Keep in mind that providing library instruction to online students can take many forms, including voice over Power Point slide shows, online tutorials, short videos, synchronous instruction via Zoom or WebEx, and many others. Remember, if you don't feel comfortable using a particular technology for library instruction, pick one or two options that work for you and proceed from there.
Below you'll find some recommended tools for providing instruction as well as suggestions for using them most effectively.
Keep in mind that, no matter the online mode of instruction, you'll want to gather as much information from your the faculty member as you can. For synchronous instruction, you'll want to know how many students will be joining, how the material will be shared, how students will access the class, and what the faculty member's expectations are for the session. For asynchronous instruction, you'll want to know which concepts and/or resources the faculty member wants you to explain, how the students will access the content, and what the faculty member's expected outcomes are.

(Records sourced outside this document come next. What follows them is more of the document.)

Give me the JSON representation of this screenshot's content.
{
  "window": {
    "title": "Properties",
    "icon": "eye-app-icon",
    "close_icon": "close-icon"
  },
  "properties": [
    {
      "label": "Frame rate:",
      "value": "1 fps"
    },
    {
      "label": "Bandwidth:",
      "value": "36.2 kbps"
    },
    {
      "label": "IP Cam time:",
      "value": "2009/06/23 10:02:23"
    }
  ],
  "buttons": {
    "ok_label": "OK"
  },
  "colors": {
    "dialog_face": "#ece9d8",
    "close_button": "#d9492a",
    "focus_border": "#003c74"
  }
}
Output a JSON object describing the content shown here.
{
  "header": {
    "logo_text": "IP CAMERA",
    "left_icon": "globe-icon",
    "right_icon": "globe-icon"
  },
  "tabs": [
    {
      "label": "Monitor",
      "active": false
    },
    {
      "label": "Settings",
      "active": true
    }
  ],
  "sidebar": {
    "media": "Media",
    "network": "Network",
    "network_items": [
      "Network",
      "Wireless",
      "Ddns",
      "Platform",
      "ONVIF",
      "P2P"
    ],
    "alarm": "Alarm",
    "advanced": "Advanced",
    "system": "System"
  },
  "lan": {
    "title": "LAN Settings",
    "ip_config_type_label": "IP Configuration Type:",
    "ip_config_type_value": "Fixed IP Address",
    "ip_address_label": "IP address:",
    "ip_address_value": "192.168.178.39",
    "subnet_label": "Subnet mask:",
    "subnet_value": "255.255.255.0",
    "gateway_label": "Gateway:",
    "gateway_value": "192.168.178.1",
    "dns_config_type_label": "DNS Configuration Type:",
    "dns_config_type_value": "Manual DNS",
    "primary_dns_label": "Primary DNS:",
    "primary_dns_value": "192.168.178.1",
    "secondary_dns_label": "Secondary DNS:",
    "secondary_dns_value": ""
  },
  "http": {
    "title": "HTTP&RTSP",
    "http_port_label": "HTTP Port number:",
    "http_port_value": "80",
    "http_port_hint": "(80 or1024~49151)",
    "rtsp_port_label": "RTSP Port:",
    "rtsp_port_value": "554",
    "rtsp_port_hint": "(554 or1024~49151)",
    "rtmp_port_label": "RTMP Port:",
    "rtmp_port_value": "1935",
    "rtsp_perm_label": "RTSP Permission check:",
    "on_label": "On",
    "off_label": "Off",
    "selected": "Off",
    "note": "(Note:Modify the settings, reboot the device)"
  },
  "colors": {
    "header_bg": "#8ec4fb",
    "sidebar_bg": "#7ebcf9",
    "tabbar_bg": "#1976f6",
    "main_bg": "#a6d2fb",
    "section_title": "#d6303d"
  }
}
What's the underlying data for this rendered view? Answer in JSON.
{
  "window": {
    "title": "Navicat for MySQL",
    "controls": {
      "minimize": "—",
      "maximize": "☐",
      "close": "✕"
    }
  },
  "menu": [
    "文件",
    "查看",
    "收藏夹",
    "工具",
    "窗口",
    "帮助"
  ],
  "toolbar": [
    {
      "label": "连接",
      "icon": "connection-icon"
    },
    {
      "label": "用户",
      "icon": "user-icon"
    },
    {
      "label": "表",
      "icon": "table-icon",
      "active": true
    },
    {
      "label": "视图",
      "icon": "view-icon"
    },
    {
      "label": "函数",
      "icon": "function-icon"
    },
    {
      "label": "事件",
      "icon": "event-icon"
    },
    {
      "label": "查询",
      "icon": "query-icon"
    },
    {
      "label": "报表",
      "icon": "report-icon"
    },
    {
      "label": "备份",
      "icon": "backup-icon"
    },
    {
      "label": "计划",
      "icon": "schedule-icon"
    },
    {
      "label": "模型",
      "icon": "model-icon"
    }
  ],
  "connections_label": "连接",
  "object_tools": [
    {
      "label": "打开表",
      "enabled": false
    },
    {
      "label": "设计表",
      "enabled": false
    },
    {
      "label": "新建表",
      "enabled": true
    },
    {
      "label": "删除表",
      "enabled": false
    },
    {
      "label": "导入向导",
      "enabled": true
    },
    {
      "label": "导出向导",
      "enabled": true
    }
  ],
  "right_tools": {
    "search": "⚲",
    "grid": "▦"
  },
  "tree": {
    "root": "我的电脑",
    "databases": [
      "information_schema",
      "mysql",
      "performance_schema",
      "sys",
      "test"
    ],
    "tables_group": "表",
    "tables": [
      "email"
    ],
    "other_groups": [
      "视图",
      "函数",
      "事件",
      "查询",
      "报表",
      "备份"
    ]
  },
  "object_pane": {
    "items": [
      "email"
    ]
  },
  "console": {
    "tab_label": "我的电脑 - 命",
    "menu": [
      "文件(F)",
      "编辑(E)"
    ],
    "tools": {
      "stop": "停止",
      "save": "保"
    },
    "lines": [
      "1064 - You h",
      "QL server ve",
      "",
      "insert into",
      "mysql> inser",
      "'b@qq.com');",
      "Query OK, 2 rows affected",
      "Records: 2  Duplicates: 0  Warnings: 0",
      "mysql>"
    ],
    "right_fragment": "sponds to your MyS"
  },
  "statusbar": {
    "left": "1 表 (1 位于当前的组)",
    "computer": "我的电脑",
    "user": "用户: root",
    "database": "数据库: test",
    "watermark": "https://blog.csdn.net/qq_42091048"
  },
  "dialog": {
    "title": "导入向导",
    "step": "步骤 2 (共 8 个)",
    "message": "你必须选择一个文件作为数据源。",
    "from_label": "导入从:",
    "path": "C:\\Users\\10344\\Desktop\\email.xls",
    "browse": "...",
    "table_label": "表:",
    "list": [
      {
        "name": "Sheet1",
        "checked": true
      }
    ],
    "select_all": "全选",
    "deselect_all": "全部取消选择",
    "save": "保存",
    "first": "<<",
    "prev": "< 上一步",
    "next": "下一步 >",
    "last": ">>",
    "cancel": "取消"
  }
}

Following is a list of instruction modes with suggestions for using each one.
Remember, you can always flip the classroom!